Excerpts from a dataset
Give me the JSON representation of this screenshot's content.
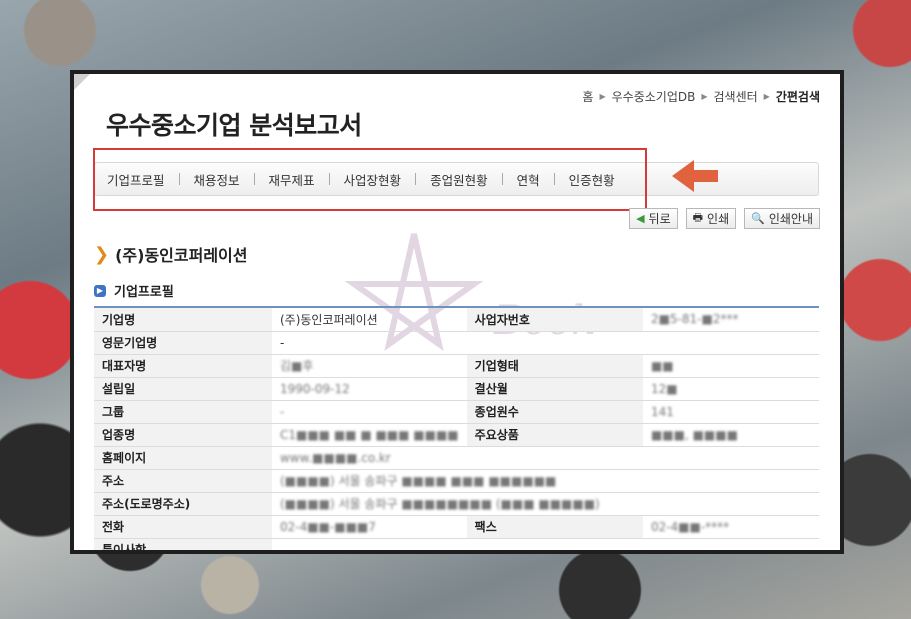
{
  "breadcrumb": {
    "items": [
      "홈",
      "우수중소기업DB",
      "검색센터",
      "간편검색"
    ]
  },
  "page_title": "우수중소기업 분석보고서",
  "tabs": [
    "기업프로필",
    "채용정보",
    "재무제표",
    "사업장현황",
    "종업원현황",
    "연혁",
    "인증현황"
  ],
  "actions": {
    "back": "뒤로",
    "print": "인쇄",
    "print_guide": "인쇄안내"
  },
  "company_name": "(주)동인코퍼레이션",
  "section_title": "기업프로필",
  "watermark_text": "Book",
  "profile": {
    "rows": [
      {
        "l1": "기업명",
        "v1": "(주)동인코퍼레이션",
        "l2": "사업자번호",
        "v2": "2■5-81-■2***"
      },
      {
        "l1": "영문기업명",
        "v1": "-",
        "l2": "",
        "v2": ""
      },
      {
        "l1": "대표자명",
        "v1": "김■후",
        "l2": "기업형태",
        "v2": "■■"
      },
      {
        "l1": "설립일",
        "v1": "1990-09-12",
        "l2": "결산월",
        "v2": "12■"
      },
      {
        "l1": "그룹",
        "v1": "-",
        "l2": "종업원수",
        "v2": "141"
      },
      {
        "l1": "업종명",
        "v1": "C1■■■ ■■ ■ ■■■ ■■■■",
        "l2": "주요상품",
        "v2": "■■■, ■■■■"
      },
      {
        "l1": "홈페이지",
        "v1": "www.■■■■.co.kr",
        "l2": "",
        "v2": ""
      },
      {
        "l1": "주소",
        "v1": "(■■■■) 서울 송파구 ■■■■ ■■■ ■■■■■■",
        "l2": "",
        "v2": ""
      },
      {
        "l1": "주소(도로명주소)",
        "v1": "(■■■■) 서울 송파구 ■■■■■■■■ (■■■ ■■■■■)",
        "l2": "",
        "v2": ""
      },
      {
        "l1": "전화",
        "v1": "02-4■■-■■■7",
        "l2": "팩스",
        "v2": "02-4■■-****"
      },
      {
        "l1": "특이사항",
        "v1": "-",
        "l2": "",
        "v2": ""
      }
    ]
  },
  "colors": {
    "highlight": "#d83a3a",
    "arrow": "#e0623e",
    "table_top": "#6e92bd",
    "chevron": "#e08a1a"
  }
}
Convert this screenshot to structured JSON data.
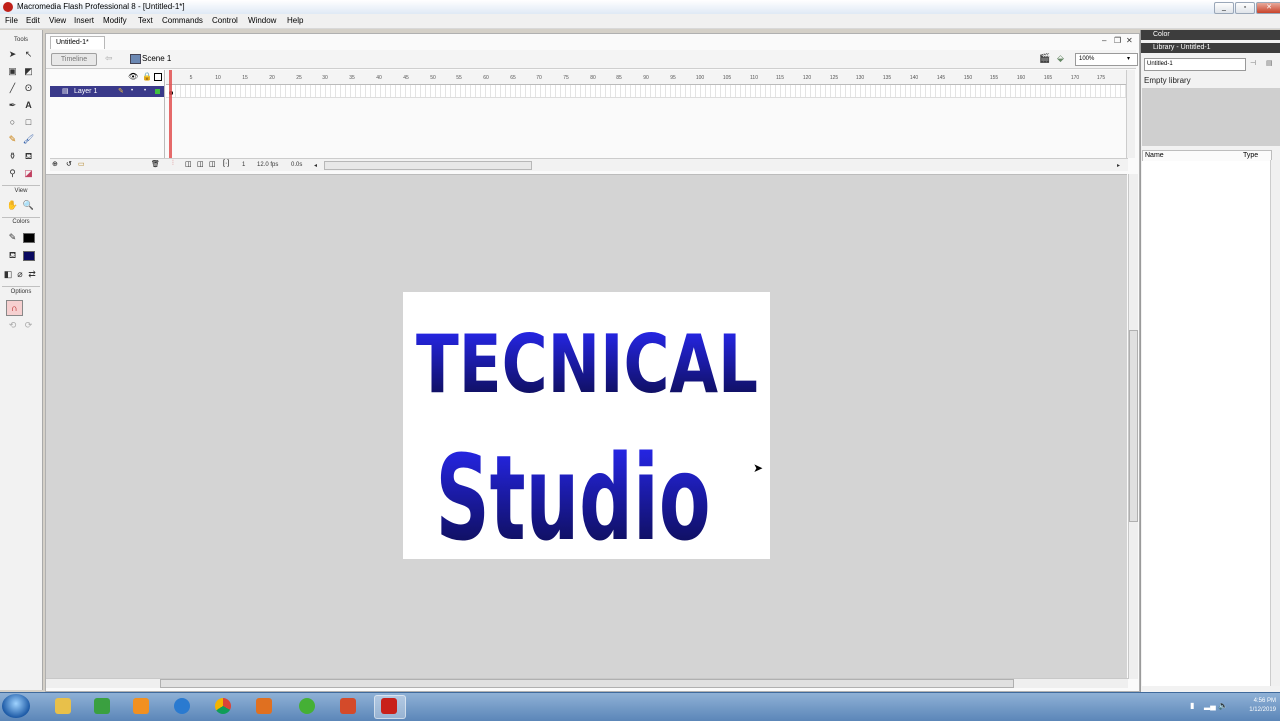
{
  "window": {
    "title": "Macromedia Flash Professional 8 - [Untitled-1*]"
  },
  "menubar": [
    "File",
    "Edit",
    "View",
    "Insert",
    "Modify",
    "Text",
    "Commands",
    "Control",
    "Window",
    "Help"
  ],
  "tools": {
    "title": "Tools",
    "view_label": "View",
    "colors_label": "Colors",
    "options_label": "Options"
  },
  "document": {
    "tab": "Untitled-1*",
    "timeline_button": "Timeline",
    "scene": "Scene 1",
    "zoom": "100%",
    "layer_name": "Layer 1",
    "ruler_ticks": [
      "5",
      "10",
      "15",
      "20",
      "25",
      "30",
      "35",
      "40",
      "45",
      "50",
      "55",
      "60",
      "65",
      "70",
      "75",
      "80",
      "85",
      "90",
      "95",
      "100",
      "105",
      "110",
      "115",
      "120",
      "125",
      "130",
      "135",
      "140",
      "145",
      "150",
      "155",
      "160",
      "165",
      "170",
      "175"
    ],
    "status": {
      "frame": "1",
      "fps": "12.0 fps",
      "time": "0.0s"
    },
    "stage_text": {
      "line1": "TECNICAL",
      "line2": "Studio"
    },
    "stage_colors": {
      "fill_light": "#2a2aff",
      "fill_dark": "#0a0a40"
    }
  },
  "panels": {
    "color_title": "Color",
    "library_title": "Library - Untitled-1",
    "library_select": "Untitled-1",
    "library_empty": "Empty library",
    "col_name": "Name",
    "col_type": "Type"
  },
  "taskbar": {
    "clock_time": "4:56 PM",
    "clock_date": "1/12/2019"
  }
}
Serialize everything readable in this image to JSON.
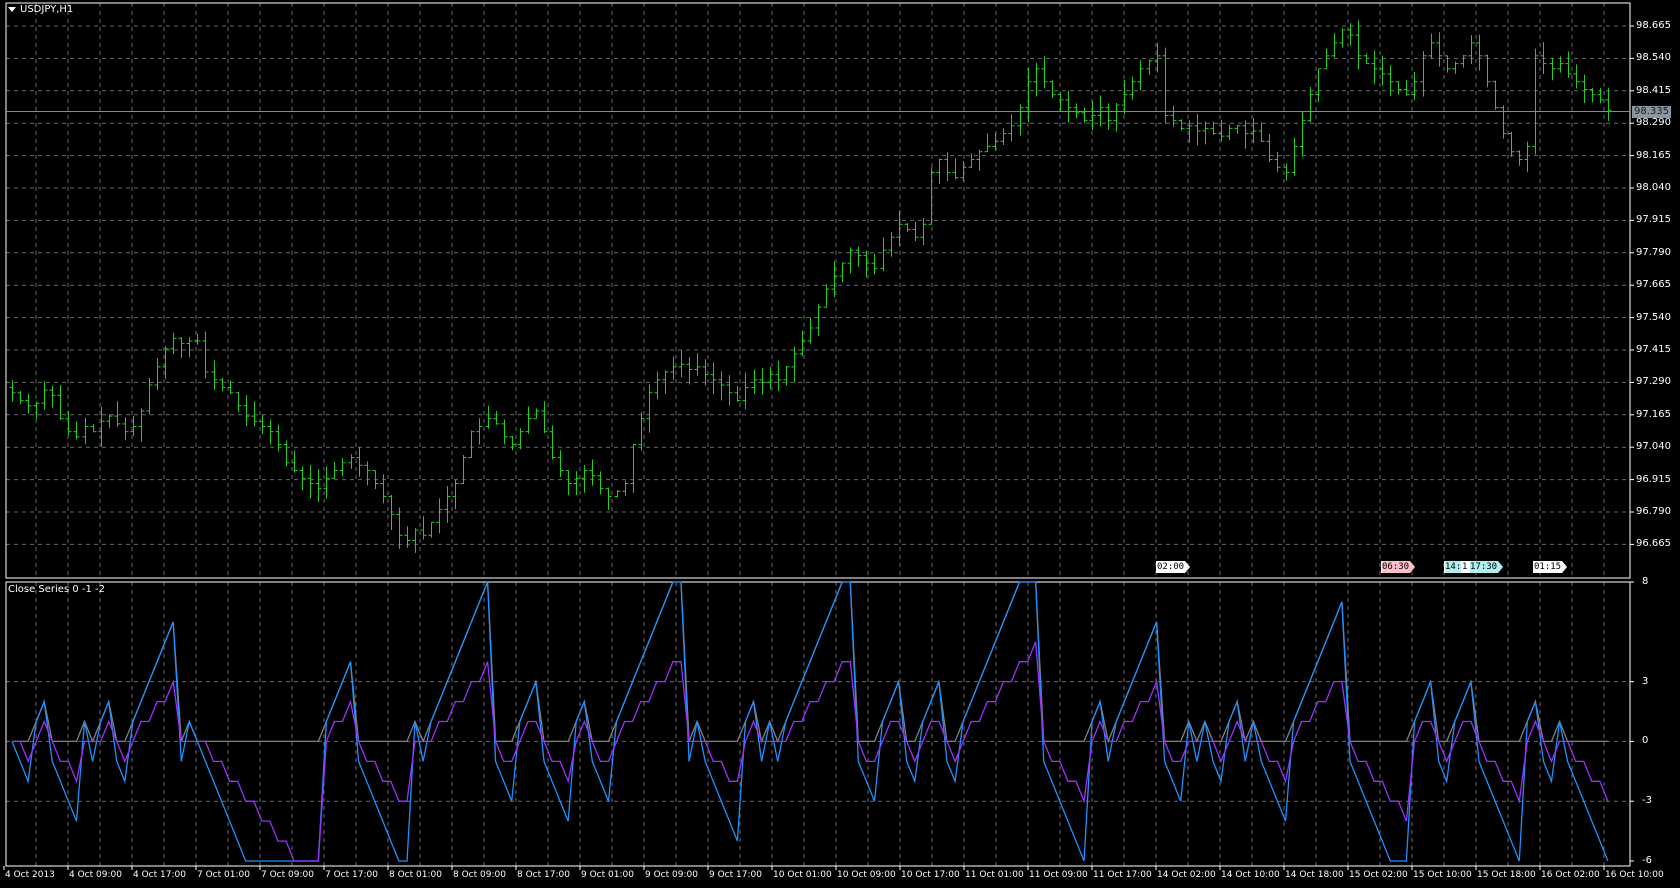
{
  "main": {
    "title": "USDJPY,H1",
    "current_price": "98.335",
    "price_ticks": [
      "98.665",
      "98.540",
      "98.415",
      "98.290",
      "98.165",
      "98.040",
      "97.915",
      "97.790",
      "97.665",
      "97.540",
      "97.415",
      "97.290",
      "97.165",
      "97.040",
      "96.915",
      "96.790",
      "96.665"
    ],
    "markers": [
      {
        "label": "02:00",
        "color": "#ffffff"
      },
      {
        "label": "06:30",
        "color": "#ffc0cb"
      },
      {
        "label": "14:",
        "color": "#b0f0f0"
      },
      {
        "label": "1",
        "color": "#ffffff"
      },
      {
        "label": "17:30",
        "color": "#b0f0f0"
      },
      {
        "label": "01:15",
        "color": "#ffffff"
      }
    ],
    "bar_color": "#22cc22"
  },
  "indicator": {
    "title": "Close Series 0 -1 -2",
    "ticks": [
      "8",
      "3",
      "0",
      "-3",
      "-6"
    ],
    "colors": [
      "#808080",
      "#1e90ff",
      "#9b30ff"
    ]
  },
  "time_axis": [
    "4 Oct 2013",
    "4 Oct 09:00",
    "4 Oct 17:00",
    "7 Oct 01:00",
    "7 Oct 09:00",
    "7 Oct 17:00",
    "8 Oct 01:00",
    "8 Oct 09:00",
    "8 Oct 17:00",
    "9 Oct 01:00",
    "9 Oct 09:00",
    "9 Oct 17:00",
    "10 Oct 01:00",
    "10 Oct 09:00",
    "10 Oct 17:00",
    "11 Oct 01:00",
    "11 Oct 09:00",
    "11 Oct 17:00",
    "14 Oct 02:00",
    "14 Oct 10:00",
    "14 Oct 18:00",
    "15 Oct 02:00",
    "15 Oct 10:00",
    "15 Oct 18:00",
    "16 Oct 02:00",
    "16 Oct 10:00"
  ],
  "chart_data": {
    "type": "line",
    "title": "USDJPY,H1",
    "ylim": [
      96.6,
      98.72
    ],
    "indicator_ylim": [
      -6,
      8
    ],
    "closes": [
      97.25,
      97.22,
      97.2,
      97.21,
      97.26,
      97.24,
      97.15,
      97.1,
      97.08,
      97.12,
      97.1,
      97.14,
      97.16,
      97.13,
      97.1,
      97.12,
      97.18,
      97.28,
      97.35,
      97.42,
      97.46,
      97.44,
      97.45,
      97.45,
      97.33,
      97.3,
      97.27,
      97.25,
      97.2,
      97.16,
      97.14,
      97.12,
      97.1,
      97.05,
      96.98,
      96.95,
      96.92,
      96.9,
      96.88,
      96.92,
      96.95,
      96.98,
      97.0,
      96.97,
      96.95,
      96.9,
      96.85,
      96.78,
      96.7,
      96.68,
      96.72,
      96.7,
      96.75,
      96.8,
      96.85,
      96.9,
      97.0,
      97.1,
      97.12,
      97.15,
      97.13,
      97.08,
      97.05,
      97.1,
      97.15,
      97.18,
      97.1,
      97.0,
      96.95,
      96.9,
      96.92,
      96.95,
      96.93,
      96.88,
      96.85,
      96.87,
      96.9,
      97.05,
      97.15,
      97.25,
      97.3,
      97.33,
      97.35,
      97.36,
      97.34,
      97.35,
      97.32,
      97.3,
      97.28,
      97.25,
      97.22,
      97.27,
      97.3,
      97.29,
      97.32,
      97.3,
      97.35,
      97.4,
      97.45,
      97.5,
      97.58,
      97.65,
      97.7,
      97.75,
      97.8,
      97.78,
      97.75,
      97.73,
      97.8,
      97.85,
      97.9,
      97.88,
      97.85,
      97.9,
      98.1,
      98.15,
      98.1,
      98.08,
      98.12,
      98.15,
      98.18,
      98.2,
      98.22,
      98.25,
      98.28,
      98.35,
      98.45,
      98.5,
      98.45,
      98.4,
      98.38,
      98.35,
      98.33,
      98.3,
      98.32,
      98.35,
      98.3,
      98.36,
      98.4,
      98.45,
      98.5,
      98.53,
      98.55,
      98.32,
      98.3,
      98.27,
      98.28,
      98.26,
      98.27,
      98.25,
      98.24,
      98.27,
      98.28,
      98.25,
      98.26,
      98.22,
      98.15,
      98.12,
      98.1,
      98.2,
      98.3,
      98.4,
      98.5,
      98.55,
      98.6,
      98.65,
      98.63,
      98.55,
      98.52,
      98.5,
      98.48,
      98.45,
      98.42,
      98.4,
      98.45,
      98.55,
      98.6,
      98.55,
      98.5,
      98.52,
      98.55,
      98.6,
      98.55,
      98.45,
      98.35,
      98.25,
      98.18,
      98.15,
      98.2,
      98.55,
      98.52,
      98.5,
      98.52,
      98.48,
      98.45,
      98.42,
      98.4,
      98.38,
      98.34
    ]
  }
}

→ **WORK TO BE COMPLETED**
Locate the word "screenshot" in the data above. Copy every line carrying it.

→ **SOLUTION FOR THIS EXERCISE**
Give me the JSON representation of this screenshot's content.
Convert this screenshot to structured JSON data.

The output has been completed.